**Exercise goal**
Print every record exactly as it appears. Leave the pictures out.

[Opening Record set section]

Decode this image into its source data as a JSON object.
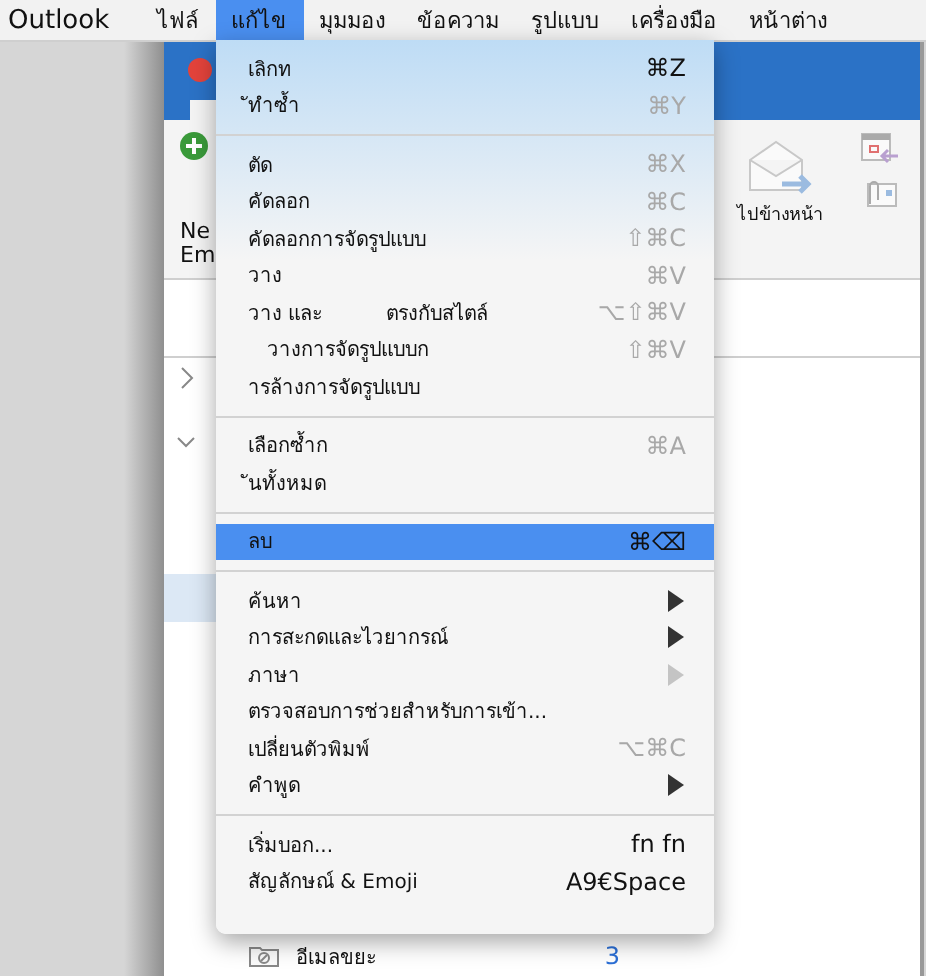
{
  "menu_bar": {
    "app": "Outlook",
    "menus": [
      {
        "label": "ไฟล์",
        "selected": false
      },
      {
        "label": "แก้ไข",
        "selected": true
      },
      {
        "label": "มุมมอง",
        "selected": false
      },
      {
        "label": "ข้อความ",
        "selected": false
      },
      {
        "label": "รูปแบบ",
        "selected": false
      },
      {
        "label": "เครื่องมือ",
        "selected": false
      },
      {
        "label": "หน้าต่าง",
        "selected": false
      }
    ]
  },
  "window": {
    "ribbon": {
      "new_label": [
        "Ne",
        "Em"
      ],
      "forward_label": "ไปข้างหน้า"
    },
    "sidebar": {
      "expanders": [
        {
          "expanded": false
        },
        {
          "expanded": true
        }
      ],
      "folder": {
        "name": "อีเมลขยะ",
        "count": "3"
      }
    }
  },
  "edit_menu": [
    {
      "kind": "item",
      "label": "เลิกท",
      "shortcut": "⌘Z",
      "enabled": true,
      "selected": false
    },
    {
      "kind": "item",
      "label": "ัทำซ้ำ",
      "shortcut": "⌘Y",
      "enabled": false,
      "selected": false
    },
    {
      "kind": "separator"
    },
    {
      "kind": "item",
      "label": "ตัด",
      "shortcut": "⌘X",
      "enabled": false,
      "selected": false
    },
    {
      "kind": "item",
      "label": "คัดลอก",
      "shortcut": "⌘C",
      "enabled": false,
      "selected": false
    },
    {
      "kind": "item",
      "label": "คัดลอกการจัดรูปแบบ",
      "shortcut": "⇧⌘C",
      "enabled": false,
      "selected": false
    },
    {
      "kind": "item",
      "label": "วาง",
      "shortcut": "⌘V",
      "enabled": false,
      "selected": false
    },
    {
      "kind": "item",
      "label": "วาง และ          ตรงกับสไตล์",
      "shortcut": "⌥⇧⌘V",
      "enabled": false,
      "selected": false
    },
    {
      "kind": "item",
      "label": "   วางการจัดรูปแบบก",
      "shortcut": "⇧⌘V",
      "enabled": false,
      "selected": false
    },
    {
      "kind": "item",
      "label": "ารล้างการจัดรูปแบบ",
      "selected": false
    },
    {
      "kind": "separator"
    },
    {
      "kind": "item",
      "label": "เลือกซ้ำก",
      "shortcut": "⌘A",
      "enabled": false,
      "selected": false
    },
    {
      "kind": "item",
      "label": "ันทั้งหมด",
      "selected": false
    },
    {
      "kind": "separator"
    },
    {
      "kind": "item",
      "label": "ลบ",
      "shortcut": "⌘⌫",
      "enabled": true,
      "selected": true
    },
    {
      "kind": "separator"
    },
    {
      "kind": "submenu",
      "label": "ค้นหา",
      "enabled": true,
      "selected": false
    },
    {
      "kind": "submenu",
      "label": "การสะกดและไวยากรณ์",
      "enabled": true,
      "selected": false
    },
    {
      "kind": "submenu",
      "label": "ภาษา",
      "enabled": false,
      "selected": false
    },
    {
      "kind": "item",
      "label": "ตรวจสอบการช่วยสำหรับการเข้า...",
      "selected": false
    },
    {
      "kind": "item",
      "label": "เปลี่ยนตัวพิมพ์",
      "shortcut": "⌥⌘C",
      "enabled": false,
      "selected": false
    },
    {
      "kind": "submenu",
      "label": "คำพูด",
      "enabled": true,
      "selected": false
    },
    {
      "kind": "separator"
    },
    {
      "kind": "item",
      "label": "เริ่มบอก...",
      "shortcut": "fn fn",
      "enabled": true,
      "selected": false
    },
    {
      "kind": "item",
      "label": "สัญลักษณ์ & Emoji",
      "shortcut": "A9€Space",
      "enabled": true,
      "selected": false
    }
  ]
}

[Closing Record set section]

**Result of the exercise**
Decode this image into its source data as a JSON object.
{
  "menu_bar": {
    "app": "Outlook",
    "menus": [
      {
        "label": "ไฟล์",
        "selected": false
      },
      {
        "label": "แก้ไข",
        "selected": true
      },
      {
        "label": "มุมมอง",
        "selected": false
      },
      {
        "label": "ข้อความ",
        "selected": false
      },
      {
        "label": "รูปแบบ",
        "selected": false
      },
      {
        "label": "เครื่องมือ",
        "selected": false
      },
      {
        "label": "หน้าต่าง",
        "selected": false
      }
    ]
  },
  "window": {
    "ribbon": {
      "new_label": [
        "Ne",
        "Em"
      ],
      "forward_label": "ไปข้างหน้า"
    },
    "sidebar": {
      "expanders": [
        {
          "expanded": false
        },
        {
          "expanded": true
        }
      ],
      "folder": {
        "name": "อีเมลขยะ",
        "count": "3"
      }
    }
  },
  "edit_menu": [
    {
      "kind": "item",
      "label": "เลิกท",
      "shortcut": "⌘Z",
      "enabled": true,
      "selected": false
    },
    {
      "kind": "item",
      "label": "ัทำซ้ำ",
      "shortcut": "⌘Y",
      "enabled": false,
      "selected": false
    },
    {
      "kind": "separator"
    },
    {
      "kind": "item",
      "label": "ตัด",
      "shortcut": "⌘X",
      "enabled": false,
      "selected": false
    },
    {
      "kind": "item",
      "label": "คัดลอก",
      "shortcut": "⌘C",
      "enabled": false,
      "selected": false
    },
    {
      "kind": "item",
      "label": "คัดลอกการจัดรูปแบบ",
      "shortcut": "⇧⌘C",
      "enabled": false,
      "selected": false
    },
    {
      "kind": "item",
      "label": "วาง",
      "shortcut": "⌘V",
      "enabled": false,
      "selected": false
    },
    {
      "kind": "item",
      "label": "วาง และ          ตรงกับสไตล์",
      "shortcut": "⌥⇧⌘V",
      "enabled": false,
      "selected": false
    },
    {
      "kind": "item",
      "label": "   วางการจัดรูปแบบก",
      "shortcut": "⇧⌘V",
      "enabled": false,
      "selected": false
    },
    {
      "kind": "item",
      "label": "ารล้างการจัดรูปแบบ",
      "selected": false
    },
    {
      "kind": "separator"
    },
    {
      "kind": "item",
      "label": "เลือกซ้ำก",
      "shortcut": "⌘A",
      "enabled": false,
      "selected": false
    },
    {
      "kind": "item",
      "label": "ันทั้งหมด",
      "selected": false
    },
    {
      "kind": "separator"
    },
    {
      "kind": "item",
      "label": "ลบ",
      "shortcut": "⌘⌫",
      "enabled": true,
      "selected": true
    },
    {
      "kind": "separator"
    },
    {
      "kind": "submenu",
      "label": "ค้นหา",
      "enabled": true,
      "selected": false
    },
    {
      "kind": "submenu",
      "label": "การสะกดและไวยากรณ์",
      "enabled": true,
      "selected": false
    },
    {
      "kind": "submenu",
      "label": "ภาษา",
      "enabled": false,
      "selected": false
    },
    {
      "kind": "item",
      "label": "ตรวจสอบการช่วยสำหรับการเข้า...",
      "selected": false
    },
    {
      "kind": "item",
      "label": "เปลี่ยนตัวพิมพ์",
      "shortcut": "⌥⌘C",
      "enabled": false,
      "selected": false
    },
    {
      "kind": "submenu",
      "label": "คำพูด",
      "enabled": true,
      "selected": false
    },
    {
      "kind": "separator"
    },
    {
      "kind": "item",
      "label": "เริ่มบอก...",
      "shortcut": "fn fn",
      "enabled": true,
      "selected": false
    },
    {
      "kind": "item",
      "label": "สัญลักษณ์ & Emoji",
      "shortcut": "A9€Space",
      "enabled": true,
      "selected": false
    }
  ]
}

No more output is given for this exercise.